With its new photo app, athletic-gear manufacturer adidas lets users customize their ZX Flux trainers. Whether it’s the favorite color, a floral picture or an image of one’s favorite pet, any Instagram image can adorn the sneakers that were originally designed in 1989 and have been modified since. The ZX Flux is a part of the miAdidas brand, a customizable platform that lets you design and purchase your own colors and patterns.
More at Pocket Lint
Researchers develop more precise 3D printing method
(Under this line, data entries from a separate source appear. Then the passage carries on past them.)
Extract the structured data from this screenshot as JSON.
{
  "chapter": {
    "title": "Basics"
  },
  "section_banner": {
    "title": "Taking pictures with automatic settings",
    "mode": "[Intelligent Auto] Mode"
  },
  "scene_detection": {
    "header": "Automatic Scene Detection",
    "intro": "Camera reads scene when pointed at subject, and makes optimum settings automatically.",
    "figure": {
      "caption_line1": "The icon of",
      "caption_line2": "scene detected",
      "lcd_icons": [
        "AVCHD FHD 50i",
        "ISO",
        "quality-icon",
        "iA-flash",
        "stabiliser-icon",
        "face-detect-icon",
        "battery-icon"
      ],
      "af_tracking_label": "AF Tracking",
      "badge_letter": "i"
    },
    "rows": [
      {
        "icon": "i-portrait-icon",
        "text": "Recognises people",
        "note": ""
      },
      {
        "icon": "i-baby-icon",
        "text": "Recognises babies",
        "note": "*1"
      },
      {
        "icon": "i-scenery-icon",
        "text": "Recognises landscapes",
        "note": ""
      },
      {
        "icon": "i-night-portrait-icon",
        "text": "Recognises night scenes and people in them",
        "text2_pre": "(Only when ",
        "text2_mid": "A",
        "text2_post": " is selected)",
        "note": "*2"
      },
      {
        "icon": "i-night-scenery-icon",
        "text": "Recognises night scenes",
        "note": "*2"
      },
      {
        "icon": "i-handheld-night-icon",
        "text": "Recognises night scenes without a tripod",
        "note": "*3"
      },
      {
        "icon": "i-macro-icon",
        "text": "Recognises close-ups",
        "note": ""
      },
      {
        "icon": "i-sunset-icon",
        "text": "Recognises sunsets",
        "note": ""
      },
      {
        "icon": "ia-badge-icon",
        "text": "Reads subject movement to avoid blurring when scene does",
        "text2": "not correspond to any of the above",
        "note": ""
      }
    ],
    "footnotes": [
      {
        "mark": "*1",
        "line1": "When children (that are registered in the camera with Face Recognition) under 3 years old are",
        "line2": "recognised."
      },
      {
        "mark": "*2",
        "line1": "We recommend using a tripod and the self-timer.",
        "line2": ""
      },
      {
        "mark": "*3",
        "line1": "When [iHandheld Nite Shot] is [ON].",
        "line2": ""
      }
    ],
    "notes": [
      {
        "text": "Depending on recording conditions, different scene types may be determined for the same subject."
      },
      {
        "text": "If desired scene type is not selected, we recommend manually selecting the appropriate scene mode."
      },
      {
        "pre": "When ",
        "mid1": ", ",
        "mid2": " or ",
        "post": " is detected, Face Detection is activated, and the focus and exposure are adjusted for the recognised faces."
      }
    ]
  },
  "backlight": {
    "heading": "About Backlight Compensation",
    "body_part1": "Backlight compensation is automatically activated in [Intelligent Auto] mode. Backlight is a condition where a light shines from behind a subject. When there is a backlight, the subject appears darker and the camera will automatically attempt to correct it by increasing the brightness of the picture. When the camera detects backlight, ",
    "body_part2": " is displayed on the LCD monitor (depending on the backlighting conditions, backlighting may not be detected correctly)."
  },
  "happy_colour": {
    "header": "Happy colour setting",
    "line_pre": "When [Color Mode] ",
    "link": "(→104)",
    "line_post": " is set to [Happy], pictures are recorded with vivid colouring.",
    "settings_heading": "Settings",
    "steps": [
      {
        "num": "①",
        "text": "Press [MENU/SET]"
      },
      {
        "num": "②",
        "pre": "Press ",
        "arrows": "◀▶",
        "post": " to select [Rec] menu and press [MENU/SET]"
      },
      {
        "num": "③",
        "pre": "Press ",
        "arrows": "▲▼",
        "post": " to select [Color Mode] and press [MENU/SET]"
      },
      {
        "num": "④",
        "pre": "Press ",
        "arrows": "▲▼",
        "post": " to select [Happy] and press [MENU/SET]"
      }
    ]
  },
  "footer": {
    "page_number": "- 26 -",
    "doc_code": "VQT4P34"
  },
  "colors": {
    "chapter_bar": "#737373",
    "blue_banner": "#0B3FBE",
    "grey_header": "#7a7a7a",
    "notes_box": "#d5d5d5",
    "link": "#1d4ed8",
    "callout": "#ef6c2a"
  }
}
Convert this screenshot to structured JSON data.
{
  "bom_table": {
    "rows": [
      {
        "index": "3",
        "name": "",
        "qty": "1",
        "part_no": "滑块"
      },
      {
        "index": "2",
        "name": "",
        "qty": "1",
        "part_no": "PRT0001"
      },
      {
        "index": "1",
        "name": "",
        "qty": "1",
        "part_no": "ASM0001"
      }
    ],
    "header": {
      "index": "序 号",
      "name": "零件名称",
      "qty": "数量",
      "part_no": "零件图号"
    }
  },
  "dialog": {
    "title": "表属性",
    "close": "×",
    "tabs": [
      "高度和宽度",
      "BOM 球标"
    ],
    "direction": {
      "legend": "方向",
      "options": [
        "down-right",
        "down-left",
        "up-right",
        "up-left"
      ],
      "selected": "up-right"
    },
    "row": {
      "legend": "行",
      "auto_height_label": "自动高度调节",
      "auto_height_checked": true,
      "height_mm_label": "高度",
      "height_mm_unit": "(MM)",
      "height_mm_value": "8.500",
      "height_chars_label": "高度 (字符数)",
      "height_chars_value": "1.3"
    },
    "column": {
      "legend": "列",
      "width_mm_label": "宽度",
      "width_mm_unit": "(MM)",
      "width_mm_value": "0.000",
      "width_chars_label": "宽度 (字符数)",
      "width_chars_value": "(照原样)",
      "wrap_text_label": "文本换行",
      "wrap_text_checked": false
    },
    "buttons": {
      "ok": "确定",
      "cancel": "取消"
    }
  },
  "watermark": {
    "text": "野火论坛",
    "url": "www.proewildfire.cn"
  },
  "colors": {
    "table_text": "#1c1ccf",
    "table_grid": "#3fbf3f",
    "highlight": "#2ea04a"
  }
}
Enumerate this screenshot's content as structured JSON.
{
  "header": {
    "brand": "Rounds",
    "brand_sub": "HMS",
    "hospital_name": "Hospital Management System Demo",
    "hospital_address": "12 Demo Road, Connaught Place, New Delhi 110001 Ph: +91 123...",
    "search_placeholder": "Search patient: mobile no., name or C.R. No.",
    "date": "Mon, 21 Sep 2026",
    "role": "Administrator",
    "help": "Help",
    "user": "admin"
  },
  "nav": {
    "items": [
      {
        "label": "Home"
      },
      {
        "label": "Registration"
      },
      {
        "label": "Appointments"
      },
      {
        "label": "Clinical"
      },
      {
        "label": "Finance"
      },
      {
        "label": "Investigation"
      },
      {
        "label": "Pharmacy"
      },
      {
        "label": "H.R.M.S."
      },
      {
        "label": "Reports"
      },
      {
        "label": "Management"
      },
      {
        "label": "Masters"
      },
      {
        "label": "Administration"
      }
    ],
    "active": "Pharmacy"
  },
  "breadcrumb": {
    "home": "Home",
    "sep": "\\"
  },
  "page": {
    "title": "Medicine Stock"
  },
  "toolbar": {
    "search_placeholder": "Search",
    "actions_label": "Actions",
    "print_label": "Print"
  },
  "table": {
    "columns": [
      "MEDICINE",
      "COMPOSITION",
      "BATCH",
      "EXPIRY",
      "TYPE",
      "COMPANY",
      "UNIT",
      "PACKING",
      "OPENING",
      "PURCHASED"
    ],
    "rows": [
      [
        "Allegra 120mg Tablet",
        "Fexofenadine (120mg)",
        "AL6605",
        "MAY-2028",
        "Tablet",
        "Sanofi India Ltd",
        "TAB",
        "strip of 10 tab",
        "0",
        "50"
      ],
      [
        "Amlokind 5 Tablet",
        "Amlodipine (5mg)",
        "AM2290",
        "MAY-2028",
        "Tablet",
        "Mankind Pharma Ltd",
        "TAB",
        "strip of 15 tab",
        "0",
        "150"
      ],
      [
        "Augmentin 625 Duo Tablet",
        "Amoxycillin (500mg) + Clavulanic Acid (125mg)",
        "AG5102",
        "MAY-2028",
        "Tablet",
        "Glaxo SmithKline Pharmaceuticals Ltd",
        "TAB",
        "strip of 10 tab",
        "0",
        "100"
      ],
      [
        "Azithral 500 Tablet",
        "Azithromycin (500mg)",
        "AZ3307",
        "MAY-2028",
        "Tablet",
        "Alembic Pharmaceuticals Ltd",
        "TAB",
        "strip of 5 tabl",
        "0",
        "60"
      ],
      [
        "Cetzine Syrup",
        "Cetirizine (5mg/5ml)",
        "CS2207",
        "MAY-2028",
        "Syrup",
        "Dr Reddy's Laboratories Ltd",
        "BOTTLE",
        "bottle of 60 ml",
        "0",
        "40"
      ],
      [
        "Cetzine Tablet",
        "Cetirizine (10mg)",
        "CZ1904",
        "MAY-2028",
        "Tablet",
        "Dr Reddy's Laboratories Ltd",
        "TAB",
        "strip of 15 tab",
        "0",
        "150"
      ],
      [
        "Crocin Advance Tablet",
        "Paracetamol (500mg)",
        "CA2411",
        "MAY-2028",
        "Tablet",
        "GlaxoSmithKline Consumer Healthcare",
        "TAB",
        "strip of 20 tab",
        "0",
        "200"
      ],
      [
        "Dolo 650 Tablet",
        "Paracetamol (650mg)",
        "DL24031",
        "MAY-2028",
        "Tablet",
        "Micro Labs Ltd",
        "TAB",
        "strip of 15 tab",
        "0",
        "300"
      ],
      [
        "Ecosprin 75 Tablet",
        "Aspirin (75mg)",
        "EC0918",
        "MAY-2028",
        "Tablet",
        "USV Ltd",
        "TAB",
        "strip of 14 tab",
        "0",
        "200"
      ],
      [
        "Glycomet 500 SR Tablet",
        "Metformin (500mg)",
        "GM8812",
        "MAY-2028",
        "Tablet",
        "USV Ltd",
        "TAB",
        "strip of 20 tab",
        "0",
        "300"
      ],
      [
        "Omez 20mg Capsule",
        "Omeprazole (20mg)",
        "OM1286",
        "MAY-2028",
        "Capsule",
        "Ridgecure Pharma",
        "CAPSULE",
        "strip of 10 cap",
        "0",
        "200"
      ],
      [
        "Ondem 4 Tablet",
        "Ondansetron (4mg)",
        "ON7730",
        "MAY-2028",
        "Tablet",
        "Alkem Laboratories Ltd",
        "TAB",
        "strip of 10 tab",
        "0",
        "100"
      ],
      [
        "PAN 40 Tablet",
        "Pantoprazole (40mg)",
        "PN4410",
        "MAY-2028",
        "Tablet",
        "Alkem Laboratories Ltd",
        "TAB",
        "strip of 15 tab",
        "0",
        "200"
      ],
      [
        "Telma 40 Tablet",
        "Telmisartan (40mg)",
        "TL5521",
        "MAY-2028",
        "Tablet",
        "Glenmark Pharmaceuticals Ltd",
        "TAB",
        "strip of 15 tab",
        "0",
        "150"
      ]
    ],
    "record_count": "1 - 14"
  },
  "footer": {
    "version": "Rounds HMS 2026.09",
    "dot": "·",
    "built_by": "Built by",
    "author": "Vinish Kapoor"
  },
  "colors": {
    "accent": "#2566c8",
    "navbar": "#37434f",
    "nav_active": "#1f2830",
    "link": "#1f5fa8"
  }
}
Scientists at the Department of Energy’s Oak Ridge National Laboratory (ORNL) have developed a new manufacturing process that can create 3D printed metal components with an unprecedented degree of precision. The process manages the solidification of metal parts in each layer on a microscopic scale. The material properties can thus be better controlled, which can have a profound impact on the strength, weight, and function of 3D printed metal components.
More at Arch Daily
DruckChemie to be bought by Langely
DruckChemie, the leading European manufacturer of print chemicals that went into bankruptcy proceedings in September, is about to be acquired by the British industrial group Langley Holdings, after cartel clearance. Langley entered the print sector in January 2012 with the acquisition of Manroland Sheetfed.
More at What They Think?
Versatile substrates suited for wide-format printing
In a FESPA article, Nessan Cleary discusses different types of rigid media suitable for sign and display use, including wood and metal as well as stone and glass. Today’s flatbed printers will work with a wide range of substrates but some will need special inks or primers.
More at FESPA
Recycling partnership was a success
“Every can counts” was the motto of the recycling partnership that encouraged people to recycle beverage cans when they are out of their homes. Carlsberg UK funded a program that motivated music-lovers at the Latitude, Reading and Leeds festivals to exchange their empty beer cans for rewards.
More at Packaging Europe